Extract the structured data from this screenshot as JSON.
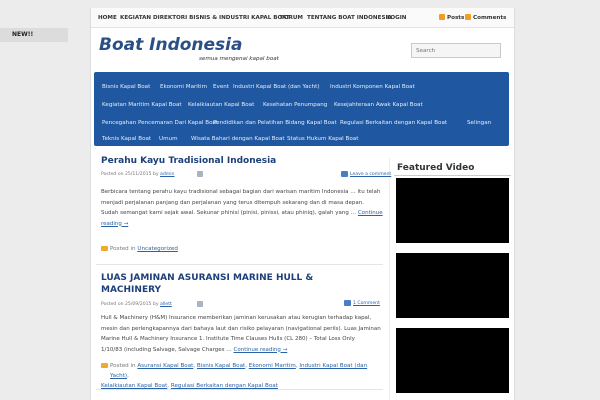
{
  "new_label": "NEW!!",
  "topnav": {
    "items": [
      "Home",
      "Kegiatan",
      "Direktori Bisnis & Industri Kapal Boat",
      "Forum",
      "Tentang Boat Indonesia",
      "Login"
    ],
    "posts": "Posts",
    "comments": "Comments"
  },
  "site": {
    "title": "Boat Indonesia",
    "tagline": "semua mengenai kapal boat"
  },
  "search": {
    "placeholder": "Search"
  },
  "categories": [
    [
      "Bisnis Kapal Boat",
      "Ekonomi Maritim",
      "Event",
      "Industri Kapal Boat (dan Yacht)",
      "Industri Komponen Kapal Boat"
    ],
    [
      "Kegiatan Maritim Kapal Boat",
      "Kelaikiautan Kapal Boat",
      "Kesehatan Penumpang",
      "Kesejahteraan Awak Kapal Boat"
    ],
    [
      "Pencegahan Pencemaran Dari Kapal Boat",
      "Pendidikan dan Pelatihan Bidang Kapal Boat",
      "Regulasi Berkaitan dengan Kapal Boat",
      "Selingan"
    ],
    [
      "Teknis Kapal Boat",
      "Umum",
      "Wisata Bahari dengan Kapal Boat",
      "Status Hukum Kapal Boat"
    ]
  ],
  "posts": [
    {
      "title": "Perahu Kayu Tradisional Indonesia",
      "date_prefix": "Posted on 25/11/2015 by",
      "author": "admin",
      "comment_link": "Leave a comment",
      "body": [
        "Berbicara tentang perahu kayu tradisional sebagai bagian dari warisan maritim Indonesia … itu telah",
        "menjadi perjalanan panjang dan perjalanan yang terus ditempuh sekarang dan di masa depan.",
        "Sudah semangat kami sejak awal. Sekunar phinisi (pinisi, pinissi, atau phiniq), galah yang …"
      ],
      "continue": "Continue",
      "reading": "reading →",
      "posted_in_label": "Posted in",
      "posted_in": [
        "Uncategorized"
      ]
    },
    {
      "title_line1": "LUAS JAMINAN ASURANSI MARINE HULL &",
      "title_line2": "MACHINERY",
      "date_prefix": "Posted on 25/09/2015 by",
      "author": "allett",
      "comment_link": "1 Comment",
      "body": [
        "Hull & Machinery (H&M) Insurance memberikan jaminan kerusakan atau kerugian terhadap kapal,",
        "mesin dan perlengkapannya dari bahaya laut dan risiko pelayaran (navigational perils). Luas Jaminan",
        "Marine Hull & Machinery Insurance 1. Institute Time Clauses Hulls (CL 280) – Total Loss Only",
        "1/10/83 (including Salvage, Salvage Charges …"
      ],
      "continue": "Continue reading →",
      "posted_in_label": "Posted in",
      "posted_in_line1": [
        "Asuransi Kapal Boat",
        "Bisnis Kapal Boat",
        "Ekonomi Maritim",
        "Industri Kapal Boat (dan Yacht)"
      ],
      "posted_in_line2": [
        "Kelaikiautan Kapal Boat",
        "Regulasi Berkaitan dengan Kapal Boat"
      ]
    }
  ],
  "sidebar": {
    "featured_title": "Featured Video"
  },
  "colors": {
    "brand": "#2a4f86",
    "nav": "#1f58a0",
    "link": "#2a62a8"
  }
}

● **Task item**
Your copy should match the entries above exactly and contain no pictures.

● **Exercise result**
Extract the structured data from this screenshot as JSON.
{
  "new_label": "NEW!!",
  "topnav": {
    "items": [
      "Home",
      "Kegiatan",
      "Direktori Bisnis & Industri Kapal Boat",
      "Forum",
      "Tentang Boat Indonesia",
      "Login"
    ],
    "posts": "Posts",
    "comments": "Comments"
  },
  "site": {
    "title": "Boat Indonesia",
    "tagline": "semua mengenai kapal boat"
  },
  "search": {
    "placeholder": "Search"
  },
  "categories": [
    [
      "Bisnis Kapal Boat",
      "Ekonomi Maritim",
      "Event",
      "Industri Kapal Boat (dan Yacht)",
      "Industri Komponen Kapal Boat"
    ],
    [
      "Kegiatan Maritim Kapal Boat",
      "Kelaikiautan Kapal Boat",
      "Kesehatan Penumpang",
      "Kesejahteraan Awak Kapal Boat"
    ],
    [
      "Pencegahan Pencemaran Dari Kapal Boat",
      "Pendidikan dan Pelatihan Bidang Kapal Boat",
      "Regulasi Berkaitan dengan Kapal Boat",
      "Selingan"
    ],
    [
      "Teknis Kapal Boat",
      "Umum",
      "Wisata Bahari dengan Kapal Boat",
      "Status Hukum Kapal Boat"
    ]
  ],
  "posts": [
    {
      "title": "Perahu Kayu Tradisional Indonesia",
      "date_prefix": "Posted on 25/11/2015 by",
      "author": "admin",
      "comment_link": "Leave a comment",
      "body": [
        "Berbicara tentang perahu kayu tradisional sebagai bagian dari warisan maritim Indonesia … itu telah",
        "menjadi perjalanan panjang dan perjalanan yang terus ditempuh sekarang dan di masa depan.",
        "Sudah semangat kami sejak awal. Sekunar phinisi (pinisi, pinissi, atau phiniq), galah yang …"
      ],
      "continue": "Continue",
      "reading": "reading →",
      "posted_in_label": "Posted in",
      "posted_in": [
        "Uncategorized"
      ]
    },
    {
      "title_line1": "LUAS JAMINAN ASURANSI MARINE HULL &",
      "title_line2": "MACHINERY",
      "date_prefix": "Posted on 25/09/2015 by",
      "author": "allett",
      "comment_link": "1 Comment",
      "body": [
        "Hull & Machinery (H&M) Insurance memberikan jaminan kerusakan atau kerugian terhadap kapal,",
        "mesin dan perlengkapannya dari bahaya laut dan risiko pelayaran (navigational perils). Luas Jaminan",
        "Marine Hull & Machinery Insurance 1. Institute Time Clauses Hulls (CL 280) – Total Loss Only",
        "1/10/83 (including Salvage, Salvage Charges …"
      ],
      "continue": "Continue reading →",
      "posted_in_label": "Posted in",
      "posted_in_line1": [
        "Asuransi Kapal Boat",
        "Bisnis Kapal Boat",
        "Ekonomi Maritim",
        "Industri Kapal Boat (dan Yacht)"
      ],
      "posted_in_line2": [
        "Kelaikiautan Kapal Boat",
        "Regulasi Berkaitan dengan Kapal Boat"
      ]
    }
  ],
  "sidebar": {
    "featured_title": "Featured Video"
  },
  "colors": {
    "brand": "#2a4f86",
    "nav": "#1f58a0",
    "link": "#2a62a8"
  }
}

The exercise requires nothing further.